Saved entries
┏━━
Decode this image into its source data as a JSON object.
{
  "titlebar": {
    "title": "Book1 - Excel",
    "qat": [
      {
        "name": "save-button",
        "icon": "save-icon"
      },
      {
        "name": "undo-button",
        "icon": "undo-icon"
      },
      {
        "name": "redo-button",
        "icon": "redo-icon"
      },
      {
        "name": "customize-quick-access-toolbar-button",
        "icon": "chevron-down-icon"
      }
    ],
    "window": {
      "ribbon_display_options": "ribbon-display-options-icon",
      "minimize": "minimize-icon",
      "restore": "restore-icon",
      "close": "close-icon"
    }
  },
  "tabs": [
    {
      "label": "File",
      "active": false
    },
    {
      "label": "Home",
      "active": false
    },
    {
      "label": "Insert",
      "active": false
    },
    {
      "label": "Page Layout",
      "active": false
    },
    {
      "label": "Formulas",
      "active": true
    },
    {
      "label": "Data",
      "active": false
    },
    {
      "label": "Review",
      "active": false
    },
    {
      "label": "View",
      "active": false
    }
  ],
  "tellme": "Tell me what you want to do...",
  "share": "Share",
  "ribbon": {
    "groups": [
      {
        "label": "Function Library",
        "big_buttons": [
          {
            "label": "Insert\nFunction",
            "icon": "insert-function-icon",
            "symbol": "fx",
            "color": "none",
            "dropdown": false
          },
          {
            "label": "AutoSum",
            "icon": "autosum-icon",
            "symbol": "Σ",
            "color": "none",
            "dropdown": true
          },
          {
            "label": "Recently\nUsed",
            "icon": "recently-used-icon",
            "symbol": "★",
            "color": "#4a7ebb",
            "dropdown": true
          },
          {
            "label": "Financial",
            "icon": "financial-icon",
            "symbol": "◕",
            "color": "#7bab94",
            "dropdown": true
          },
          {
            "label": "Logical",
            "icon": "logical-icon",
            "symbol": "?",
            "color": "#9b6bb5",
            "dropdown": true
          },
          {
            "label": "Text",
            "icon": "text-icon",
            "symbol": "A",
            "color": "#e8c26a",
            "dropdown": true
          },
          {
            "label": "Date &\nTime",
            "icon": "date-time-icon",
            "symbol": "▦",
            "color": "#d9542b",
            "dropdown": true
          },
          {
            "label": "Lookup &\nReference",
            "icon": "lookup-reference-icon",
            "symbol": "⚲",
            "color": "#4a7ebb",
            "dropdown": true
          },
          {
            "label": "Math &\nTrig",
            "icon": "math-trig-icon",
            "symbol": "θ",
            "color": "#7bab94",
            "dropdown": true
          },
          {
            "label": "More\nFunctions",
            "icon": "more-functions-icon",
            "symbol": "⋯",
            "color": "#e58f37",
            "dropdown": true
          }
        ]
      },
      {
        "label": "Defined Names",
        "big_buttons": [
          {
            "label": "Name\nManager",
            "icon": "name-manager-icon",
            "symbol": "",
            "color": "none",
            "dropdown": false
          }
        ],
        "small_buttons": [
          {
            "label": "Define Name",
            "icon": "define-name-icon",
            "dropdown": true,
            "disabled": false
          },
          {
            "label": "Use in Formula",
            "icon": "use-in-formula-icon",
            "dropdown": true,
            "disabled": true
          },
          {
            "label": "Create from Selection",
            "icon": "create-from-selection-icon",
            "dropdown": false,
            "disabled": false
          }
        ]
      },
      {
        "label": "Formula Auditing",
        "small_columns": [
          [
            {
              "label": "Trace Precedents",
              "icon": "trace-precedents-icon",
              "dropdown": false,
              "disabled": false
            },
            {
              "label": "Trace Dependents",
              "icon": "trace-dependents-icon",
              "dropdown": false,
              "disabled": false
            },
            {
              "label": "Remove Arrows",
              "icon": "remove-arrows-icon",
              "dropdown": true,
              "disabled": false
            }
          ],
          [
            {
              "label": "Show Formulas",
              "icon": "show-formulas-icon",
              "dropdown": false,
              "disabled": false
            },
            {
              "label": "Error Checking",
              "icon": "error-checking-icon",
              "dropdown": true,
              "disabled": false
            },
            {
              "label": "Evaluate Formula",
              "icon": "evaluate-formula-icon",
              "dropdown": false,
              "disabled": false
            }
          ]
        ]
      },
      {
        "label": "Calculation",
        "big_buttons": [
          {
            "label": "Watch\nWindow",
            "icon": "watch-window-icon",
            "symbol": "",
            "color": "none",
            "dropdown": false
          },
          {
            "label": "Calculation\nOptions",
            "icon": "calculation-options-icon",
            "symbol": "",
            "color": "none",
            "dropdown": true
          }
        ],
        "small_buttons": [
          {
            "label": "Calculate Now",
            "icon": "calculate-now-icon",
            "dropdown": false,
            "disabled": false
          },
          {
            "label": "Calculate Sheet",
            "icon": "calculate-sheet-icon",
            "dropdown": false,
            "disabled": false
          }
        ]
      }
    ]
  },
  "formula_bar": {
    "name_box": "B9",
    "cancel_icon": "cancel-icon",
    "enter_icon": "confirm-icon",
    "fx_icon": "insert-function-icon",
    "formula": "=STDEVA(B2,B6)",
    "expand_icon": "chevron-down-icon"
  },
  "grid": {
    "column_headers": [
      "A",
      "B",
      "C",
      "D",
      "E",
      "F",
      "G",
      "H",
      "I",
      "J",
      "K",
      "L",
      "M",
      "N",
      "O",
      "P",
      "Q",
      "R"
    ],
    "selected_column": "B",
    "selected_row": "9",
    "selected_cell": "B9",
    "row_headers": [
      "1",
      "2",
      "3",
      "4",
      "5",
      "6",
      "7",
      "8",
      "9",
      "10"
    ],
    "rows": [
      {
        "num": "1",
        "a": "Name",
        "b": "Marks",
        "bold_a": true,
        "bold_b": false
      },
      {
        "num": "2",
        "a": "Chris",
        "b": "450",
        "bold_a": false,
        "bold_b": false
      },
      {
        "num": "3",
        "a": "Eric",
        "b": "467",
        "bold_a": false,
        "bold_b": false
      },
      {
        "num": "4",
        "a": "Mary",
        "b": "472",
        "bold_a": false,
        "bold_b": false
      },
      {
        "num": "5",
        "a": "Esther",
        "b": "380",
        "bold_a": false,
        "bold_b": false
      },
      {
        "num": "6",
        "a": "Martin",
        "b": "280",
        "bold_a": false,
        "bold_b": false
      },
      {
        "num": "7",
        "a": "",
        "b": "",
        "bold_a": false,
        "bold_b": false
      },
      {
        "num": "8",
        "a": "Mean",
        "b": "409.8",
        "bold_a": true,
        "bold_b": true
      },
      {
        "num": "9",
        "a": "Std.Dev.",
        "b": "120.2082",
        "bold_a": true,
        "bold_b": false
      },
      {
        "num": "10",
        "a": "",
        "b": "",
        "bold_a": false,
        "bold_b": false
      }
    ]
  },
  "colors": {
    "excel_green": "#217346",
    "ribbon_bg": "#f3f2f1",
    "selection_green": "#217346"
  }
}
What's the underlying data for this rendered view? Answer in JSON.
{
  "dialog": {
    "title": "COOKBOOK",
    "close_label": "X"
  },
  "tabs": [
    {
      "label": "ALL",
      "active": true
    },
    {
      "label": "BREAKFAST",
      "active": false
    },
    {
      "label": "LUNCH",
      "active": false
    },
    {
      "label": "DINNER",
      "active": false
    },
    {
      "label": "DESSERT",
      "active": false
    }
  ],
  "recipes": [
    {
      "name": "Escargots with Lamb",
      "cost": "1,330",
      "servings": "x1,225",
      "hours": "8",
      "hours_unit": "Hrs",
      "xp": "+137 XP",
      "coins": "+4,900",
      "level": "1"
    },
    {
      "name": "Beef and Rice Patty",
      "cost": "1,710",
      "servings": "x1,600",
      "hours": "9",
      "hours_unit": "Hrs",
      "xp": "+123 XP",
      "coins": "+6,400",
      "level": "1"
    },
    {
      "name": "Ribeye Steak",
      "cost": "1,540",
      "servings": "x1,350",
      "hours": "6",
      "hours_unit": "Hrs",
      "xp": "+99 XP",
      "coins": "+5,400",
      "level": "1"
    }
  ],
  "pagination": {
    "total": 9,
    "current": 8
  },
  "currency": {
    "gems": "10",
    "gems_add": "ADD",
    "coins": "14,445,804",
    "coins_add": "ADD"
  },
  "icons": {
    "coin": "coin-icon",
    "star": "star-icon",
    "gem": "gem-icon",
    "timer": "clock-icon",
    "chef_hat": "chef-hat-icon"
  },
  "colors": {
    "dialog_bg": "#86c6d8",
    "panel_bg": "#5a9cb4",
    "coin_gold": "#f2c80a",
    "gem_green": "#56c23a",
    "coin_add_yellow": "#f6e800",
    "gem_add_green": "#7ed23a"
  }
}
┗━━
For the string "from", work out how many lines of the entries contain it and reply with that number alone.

Task output:
2